Any veteran camper would advise a sleeping bag, much easier and quicker to make up your bed in the morning as you rush to breakfast or your first activity. Pillow or no pillow? Pillows are bulky to pack, but if a child is accustomed to sleeping with a pillow, include it.
When deciding on individual items of clothing, choose comfortable clothing that does not merit special care − clothing that can survive close and constant contact with dirt, mud, sand, charcoal and water. Grandmother’s hand-knit birthday present sweater stays at home; the cosy fleece with the paint stain on the cuff goes.
Include at least one pair of quick-drying long pants. Jeans are durable, but when they get wet, they take a long time to dry. Include clothing for hot, cold and rainy days. Sturdy, lace-up shoes are best for scampering along uneven paths rife with rocks and roots. Sandals and flip-flops may be acceptable for sauntering to the beach, but camp nurses prefer close-toed shoes that protect feet and toes from injuries.
When deciding on quantities of socks, underwear, etc., be guided by the suggested number on the outfit list, your child’s habits and access to laundry service. Laundry service at camp is usually dictated by the length of stay. At camp, as long as clothes are comfortable, dry and provide protection from bugs, sun, rain or cold, clean is not a top priority!
When it comes to equipment, camps vary. For example, some provide lifejackets while others prefer campers bring their own to ensure that the jacket is the correct size for their weight rather than one randomly selected from the top of the pile. If new campers need to purchase equipment, the camp can offer suggestions on suitable sources.
Camp lists usually include a section of optional suggested items such as: camera, books and quiet, compact games for use at rest period, costumes for skit night or musical instruments for variety night. Be guided by your child’s age and ability to keep track of and care for these belongings.
Camps will advise NOT to bring jewelry, money, valued possessions or electronic devices. At camp the emphasis is on the here and now, face-to-face communication to create and nurture personal relationships. Being plugged in and tuned out defeats the purpose!
Stationery, pens and stamped addressed envelopes will increase the chances of receiving a cherished letter from your camper.
Once everything is assembled, label each item with the camper’s name using iron-on labels for fabric items and a permanent marker for everything else. Cameras, flashlights or sunglasses are easily forgotten and left behind in the dining room or activity areas. Well-labelled items are quickly reunited with their owners; unmarked items get buried at the bottom of the lost and found bin.

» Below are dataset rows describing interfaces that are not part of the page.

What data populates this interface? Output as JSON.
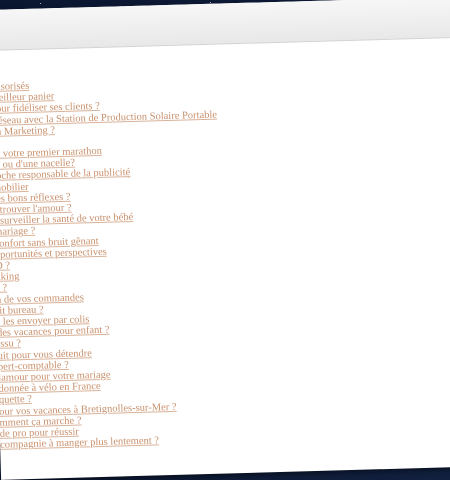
{
  "links_group_1": [
    "onsorisés",
    "meilleur panier",
    "pour fidéliser ses clients ?",
    "Réseau avec la Station de Production Solaire Portable",
    "ch Marketing ?"
  ],
  "links_group_2": [
    "er votre premier marathon",
    "le ou d'une nacelle?",
    "roche responsable de la publicité",
    "mobilier",
    "les bons réflexes ?",
    "r trouver l'amour ?",
    "r surveiller la santé de votre bébé",
    "mariage ?",
    "confort sans bruit gênant",
    "pportunités et perspectives",
    "D ?",
    "nking",
    "s ?",
    "n de vos commandes",
    "tit bureau ?",
    "r les envoyer par colis",
    "des vacances pour enfant ?",
    "issu ?",
    "uit pour vous détendre",
    "pert-comptable ?",
    "lamour pour votre mariage",
    "donnée à vélo en France",
    "quette ?",
    "our vos vacances à Bretignolles-sur-Mer ?",
    "mment ça marche ?",
    "de pro pour réussir",
    "compagnie à manger plus lentement ?"
  ]
}
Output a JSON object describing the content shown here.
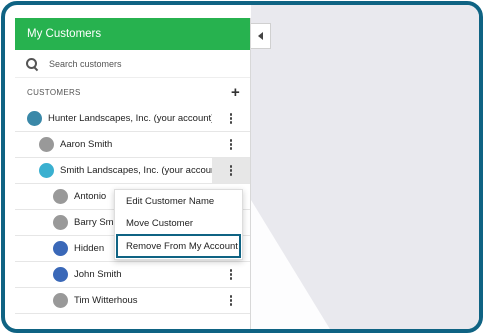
{
  "panel": {
    "title": "My Customers",
    "search_placeholder": "Search customers",
    "section_label": "CUSTOMERS",
    "add_icon": "plus-icon"
  },
  "customers": [
    {
      "name": "Hunter Landscapes, Inc. (your account)",
      "avatar_color": "#3a88a8"
    },
    {
      "name": "Aaron Smith",
      "avatar_color": "#999999"
    },
    {
      "name": "Smith Landscapes, Inc. (your account)",
      "avatar_color": "#3ab0d0"
    },
    {
      "name": "Antonio",
      "avatar_color": "#999999"
    },
    {
      "name": "Barry Smith",
      "avatar_color": "#999999"
    },
    {
      "name": "Hidden",
      "avatar_color": "#3a68b8"
    },
    {
      "name": "John Smith",
      "avatar_color": "#3a68b8"
    },
    {
      "name": "Tim Witterhous",
      "avatar_color": "#999999"
    }
  ],
  "context_menu": {
    "items": [
      "Edit Customer Name",
      "Move Customer",
      "Remove From My Account"
    ]
  },
  "colors": {
    "header": "#27b24f",
    "frame": "#0f6383"
  }
}
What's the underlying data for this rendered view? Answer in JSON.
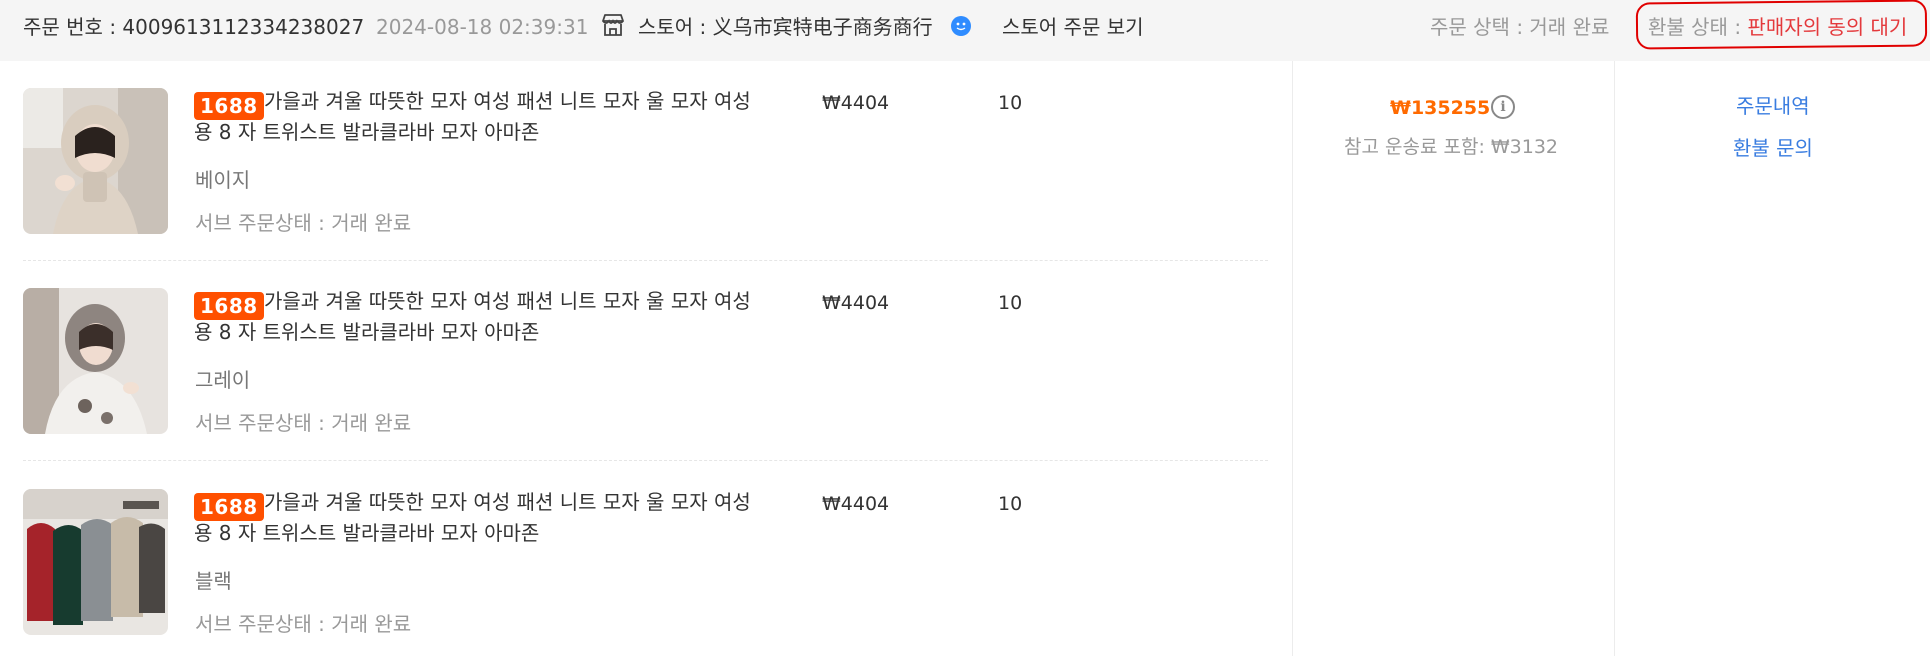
{
  "header": {
    "order_no": "주문 번호 : 4009613112334238027",
    "order_time": "2024-08-18 02:39:31",
    "store_prefix": "스토어 : ",
    "store_name": "义乌市宾特电子商务商行",
    "view_store_orders": "스토어 주문 보기",
    "order_status": "주문 상택 : 거래 완료",
    "refund_status_label": "환불 상태 : ",
    "refund_status_value": "판매자의 동의 대기",
    "icons": {
      "store": "store-icon",
      "chat": "chat-icon"
    },
    "colors": {
      "refund_value": "#e4393c",
      "highlight_ring": "#e00000"
    }
  },
  "items": [
    {
      "badge": "1688",
      "title": "가을과 겨울 따뜻한 모자 여성 패션 니트 모자 울 모자 여성용 8 자 트위스트 발라클라바 모자 아마존",
      "price": "₩4404",
      "qty": "10",
      "variant": "베이지",
      "sub_status": "서브 주문상태 : 거래 완료"
    },
    {
      "badge": "1688",
      "title": "가을과 겨울 따뜻한 모자 여성 패션 니트 모자 울 모자 여성용 8 자 트위스트 발라클라바 모자 아마존",
      "price": "₩4404",
      "qty": "10",
      "variant": "그레이",
      "sub_status": "서브 주문상태 : 거래 완료"
    },
    {
      "badge": "1688",
      "title": "가을과 겨울 따뜻한 모자 여성 패션 니트 모자 울 모자 여성용 8 자 트위스트 발라클라바 모자 아마존",
      "price": "₩4404",
      "qty": "10",
      "variant": "블랙",
      "sub_status": "서브 주문상태 : 거래 완료"
    }
  ],
  "summary": {
    "total": "₩135255",
    "shipping": "참고 운송료 포함: ₩3132",
    "info_icon": "info-icon",
    "total_color": "#ff6a00"
  },
  "actions": {
    "order_details": "주문내역",
    "refund_inquiry": "환불 문의",
    "link_color": "#3a7de0"
  }
}
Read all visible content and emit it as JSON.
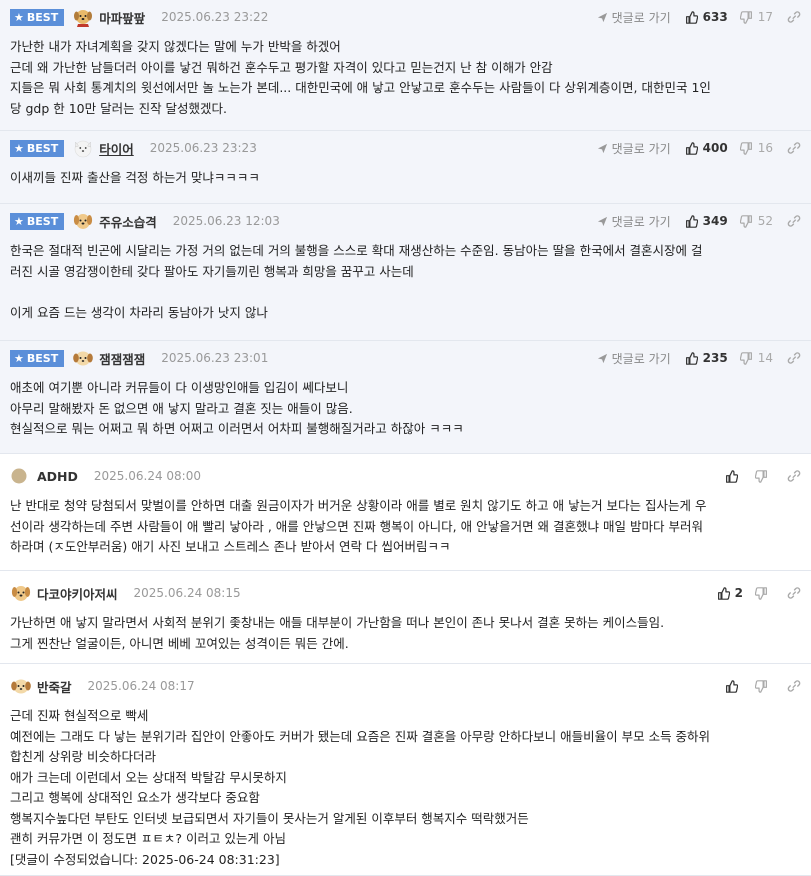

When packing, involve your camper in the process so that they will recognize their own belongings. Include a list of all the items that went to camp so that when it is time to come home, your camper, with the help of their counsellor, has a checklist of everything to be gathered and packed.
Hockey-style duffle bags serve well as camp luggage. They hold a lot and can be shoved easily under a bunk in a crowded cabin.
A letter from mom and dad secretly placed on top before zipping the bag is a much-appreciated surprise when a new camper unpacks at the end of a day’s travel to camp.
In my years as a camp director, the most memorable item that arrived in a camper’s hand luggage was a terrified hamster hovering on the brink of expiration! Against her parents’ explicit instructions, Suzie had agreed to look after her friend’s pet while the friend’s family went on holiday.
For the two days before camp, Susie hid the animal in the garage then secretly transferred it to her back pack. By the time the poor creature arrived at camp after four hours without air or water, it was suffering from heat exhaustion. Fortunately the camp nurse rushed to the rescue and Susie’s tent group welcomed a fifth occupant into their space housed in a cardboard box created in arts and crafts and fed on a diet supplied by a sympathetic cook!
In Suzie’s defence, there was nothing on the outfit list specifically banning live animals.
Catherine Ross is communications officer for the Canadian Camping Association, former camp director and author of several books and many articles on camping.